(Entries supplied begins)
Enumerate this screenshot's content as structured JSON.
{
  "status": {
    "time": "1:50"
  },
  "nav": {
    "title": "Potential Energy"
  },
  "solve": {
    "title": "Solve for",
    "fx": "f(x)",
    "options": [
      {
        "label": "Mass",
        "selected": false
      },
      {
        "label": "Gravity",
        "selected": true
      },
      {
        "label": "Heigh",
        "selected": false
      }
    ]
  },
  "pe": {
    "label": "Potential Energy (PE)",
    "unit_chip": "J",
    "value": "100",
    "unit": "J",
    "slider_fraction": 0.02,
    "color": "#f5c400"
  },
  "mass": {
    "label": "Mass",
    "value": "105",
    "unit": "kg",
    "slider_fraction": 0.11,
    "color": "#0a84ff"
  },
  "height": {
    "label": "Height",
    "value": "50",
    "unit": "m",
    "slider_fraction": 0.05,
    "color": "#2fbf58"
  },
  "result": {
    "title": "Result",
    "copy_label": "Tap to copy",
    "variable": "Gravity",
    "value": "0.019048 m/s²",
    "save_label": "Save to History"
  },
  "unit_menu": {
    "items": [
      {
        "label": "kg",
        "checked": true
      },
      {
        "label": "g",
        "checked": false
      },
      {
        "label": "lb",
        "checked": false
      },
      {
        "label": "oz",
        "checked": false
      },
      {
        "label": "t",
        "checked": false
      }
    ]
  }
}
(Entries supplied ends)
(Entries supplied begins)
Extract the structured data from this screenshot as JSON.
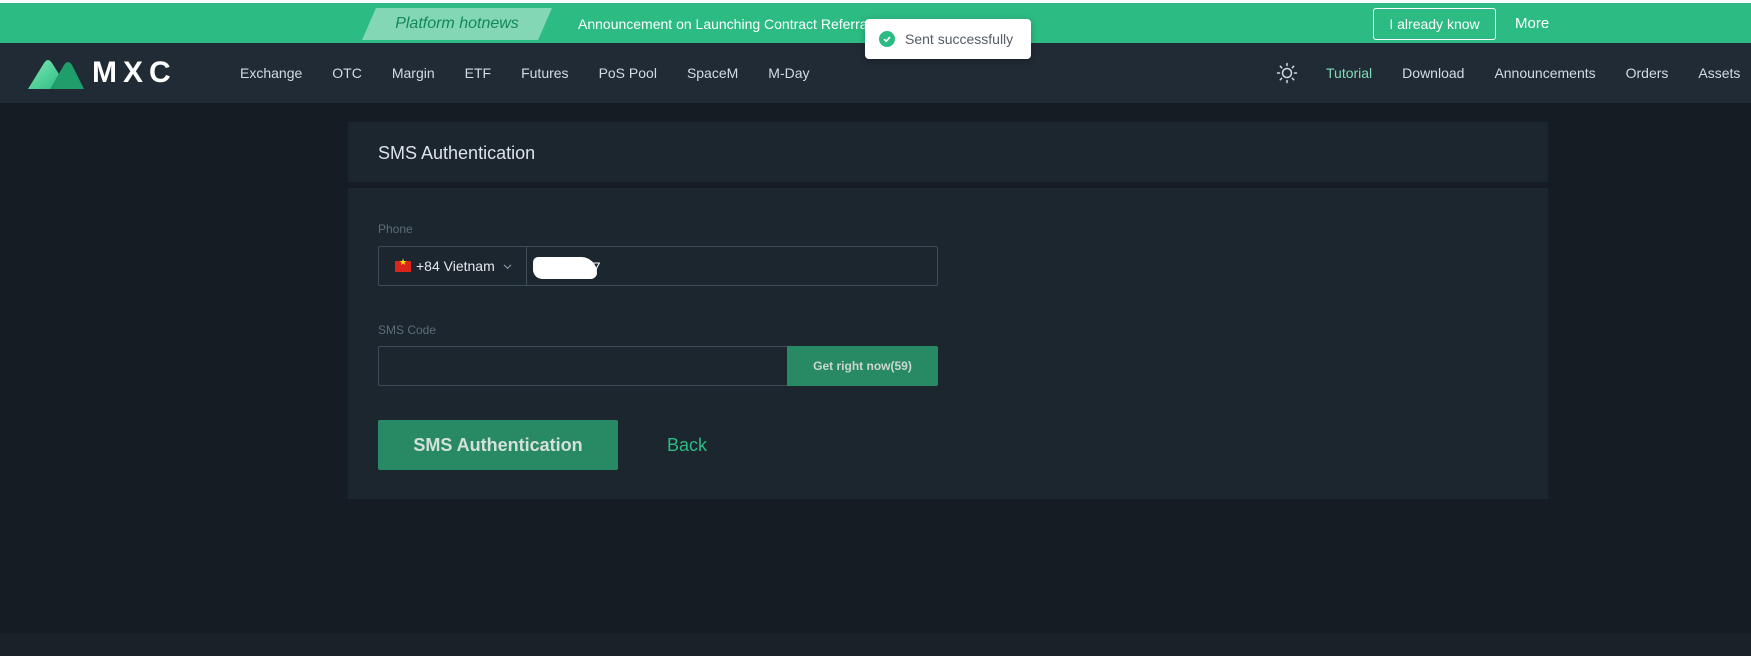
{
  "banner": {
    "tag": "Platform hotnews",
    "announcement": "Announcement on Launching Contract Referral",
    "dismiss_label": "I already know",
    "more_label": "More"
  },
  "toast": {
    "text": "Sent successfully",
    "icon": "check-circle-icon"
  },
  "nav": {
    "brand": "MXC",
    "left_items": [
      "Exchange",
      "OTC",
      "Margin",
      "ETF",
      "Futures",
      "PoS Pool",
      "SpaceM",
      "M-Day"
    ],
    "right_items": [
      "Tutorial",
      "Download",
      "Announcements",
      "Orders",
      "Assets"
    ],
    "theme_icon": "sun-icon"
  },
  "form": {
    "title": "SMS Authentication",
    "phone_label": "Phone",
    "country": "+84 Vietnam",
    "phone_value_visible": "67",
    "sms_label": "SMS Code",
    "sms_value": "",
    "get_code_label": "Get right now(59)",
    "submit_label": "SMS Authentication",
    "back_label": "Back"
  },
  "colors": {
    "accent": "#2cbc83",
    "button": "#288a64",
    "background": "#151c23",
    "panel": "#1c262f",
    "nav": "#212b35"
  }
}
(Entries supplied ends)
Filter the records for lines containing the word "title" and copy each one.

▶ [Solution for this task]:
    "title": "Potential Energy"
    "title": "Solve for",
    "title": "Result",
    "title": "SMS Authentication",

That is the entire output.